Do helper functions in a NuGet Packages init.ps1 have to be global?

Mar 23, 2011 at 5:54 PM

This is a straight copy and paste from my StackOverflow question (http://stackoverflow.com/questions/5406406/do-helper-functions-in-a-nuget-packages-init-ps1-have-to-be-global)

I'm wanting to write a couple commands for the NuGet package manager console to insert Gists from GitHub. I have 4 basic commands

  • List-Gists 'user'
  • Gist-Info 'gistId'
  • Gist-Contents 'gistId' 'fileName'
  • Gist-Insert 'gistId' 'fileName'

All of my commands depend on a couple utility functions, and I'm struggling with whether they need to be global or not.

# Json Parser
function parseJson([string]$json, [bool]$throwError = $true) {    
    try {
        $result = $serializer.DeserializeObject( $json );    
        return $result;
    } catch {                
        if($throwError) { throw "ERROR: Parsing Error"}
        else { return $null }            
    }
}

function downloadString([string]$stringUrl) {
    try {        
        return $webClient.DownloadString($stringUrl)
    } catch {         
        throw "ERROR: Problem downloading from $stringUrl"
    }
}

function parseUrl([string]$url) {
    return parseJson(downloadString($url));
}

Can I just have these utility functions outside of my global functions, or will I need to include them in each of the global functions definition scope somehow?

 

 

Developer
Mar 24, 2011 at 2:45 AM

The best way to do this is to write a powershell module (psm1 file) and import it in your init.ps1. You can selectively export members from the script that way.

Mar 24, 2011 at 2:51 AM

Does that somehow limit my helper functions to just my packages scope?  For example, would anyone be able to use my downloadString(...) function if it's in a .psm1 file?  I'm worried about possible having multiple downloadString(...) methods overwriting or throwing errors on declaration eventually.

Developer
Mar 24, 2011 at 3:49 AM

Yes, it keeps them private. We're going to start a best practice page on how to add methods to the console. Everyone doing this should be using modules.

Mar 24, 2011 at 3:57 AM
Edited Mar 24, 2011 at 3:58 AM

dfowler is correct - you need to create a PSM1 file. It's as easy as just renaming your ps1 file to psm1. Then, from your init.ps1 file, run:  import-module <path_to_my.psm1>. I would suggest you use powershell-conformant verbs for your functions though. "Gist" is not an approved verb. At this point you're probably asking "verbs? approved? whut?" -- take a look at this list: http://blogs.msdn.com/b/powershell/archive/2009/07/15/final-approved-verb-list-for-windows-powershell-2-0.aspx The whole point of using standardized verbs is so that the longer you use powershell, the easier you will find it to discover the right commands. I don't really know what your functions are meant to do, but I can guess. This is how I would suggest you name them :

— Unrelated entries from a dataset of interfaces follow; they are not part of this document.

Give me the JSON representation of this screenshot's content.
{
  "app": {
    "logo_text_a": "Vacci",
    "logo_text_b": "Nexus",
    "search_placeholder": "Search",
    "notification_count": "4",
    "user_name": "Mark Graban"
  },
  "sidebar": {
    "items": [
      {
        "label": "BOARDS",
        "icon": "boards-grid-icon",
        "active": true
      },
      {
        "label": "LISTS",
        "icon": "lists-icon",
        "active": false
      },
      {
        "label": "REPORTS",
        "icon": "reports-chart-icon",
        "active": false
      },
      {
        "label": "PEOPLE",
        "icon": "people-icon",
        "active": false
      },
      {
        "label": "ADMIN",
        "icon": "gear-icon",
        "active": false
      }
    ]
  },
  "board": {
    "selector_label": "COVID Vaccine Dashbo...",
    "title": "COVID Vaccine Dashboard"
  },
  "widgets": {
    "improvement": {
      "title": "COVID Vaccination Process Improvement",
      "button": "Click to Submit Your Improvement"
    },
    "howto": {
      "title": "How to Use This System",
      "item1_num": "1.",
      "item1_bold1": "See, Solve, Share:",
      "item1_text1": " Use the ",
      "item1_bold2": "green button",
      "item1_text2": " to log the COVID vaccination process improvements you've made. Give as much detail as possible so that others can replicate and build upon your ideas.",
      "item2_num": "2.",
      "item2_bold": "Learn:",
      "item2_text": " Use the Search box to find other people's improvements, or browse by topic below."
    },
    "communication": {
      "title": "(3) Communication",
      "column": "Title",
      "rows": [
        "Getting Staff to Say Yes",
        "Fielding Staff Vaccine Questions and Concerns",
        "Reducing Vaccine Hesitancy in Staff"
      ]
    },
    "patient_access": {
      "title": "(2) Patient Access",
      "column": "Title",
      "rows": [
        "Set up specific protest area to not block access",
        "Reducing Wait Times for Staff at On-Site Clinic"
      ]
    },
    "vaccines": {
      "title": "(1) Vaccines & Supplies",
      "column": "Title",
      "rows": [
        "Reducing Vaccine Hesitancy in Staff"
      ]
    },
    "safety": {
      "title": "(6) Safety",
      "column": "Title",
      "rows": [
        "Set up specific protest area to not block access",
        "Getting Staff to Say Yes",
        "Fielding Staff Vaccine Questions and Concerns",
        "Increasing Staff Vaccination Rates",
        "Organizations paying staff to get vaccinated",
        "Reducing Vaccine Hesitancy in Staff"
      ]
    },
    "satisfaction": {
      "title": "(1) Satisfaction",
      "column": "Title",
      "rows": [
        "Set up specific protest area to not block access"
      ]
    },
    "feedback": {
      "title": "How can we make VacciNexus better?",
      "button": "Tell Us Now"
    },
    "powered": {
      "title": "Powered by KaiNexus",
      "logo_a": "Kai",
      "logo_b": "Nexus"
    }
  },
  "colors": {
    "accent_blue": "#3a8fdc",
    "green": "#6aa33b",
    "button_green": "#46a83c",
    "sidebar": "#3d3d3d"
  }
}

get-gist <-user | -gistid> # get info on a gist by user or gist id. use parametersets to offer alternate invocation
import-gist  # read from github into local file or the console; if -file is not specified, output to console; accept pipeline input from get-gist for context gist(s)
export-gist  # send to github from local file, or from pipeline input (possibly from cat/get-content)

Btw, It doesn't really matter about your helper functions. If they cannot be used by external callers (private to module,) then "parseUrl" etc is fine.
To limit which functions are available outside of the module, use the Export-ModuleMember cmdlet at the foot of your psm1 file with the -Function parameter. Your parse helper functions will be callable from the exported functions, but not directly from the console.

I'll be putting together a wiki/docs page on this site soon with some more guidelines.

-Oisin
Microsoft PowerShell MVP
2008 - 2011

Coordinator
Mar 24, 2011 at 4:00 AM

Oisin knows what he’s talking about. We were lax with our “verbs” but he whipped us into shape too. J

Mar 24, 2011 at 2:16 PM

Thanks for the great info.

I was feeling antsy last night so I put together what I had into an initial version of the package; I'll have to re-write with your suggestions this weekend.

It's called Gist4u2, and I wrote a short blog post about how I use it.

Jacob

Mar 24, 2011 at 3:22 PM

Good stuff. If you need a hand fixing up the parameters and parametersets to get pipeline binding working, let me know.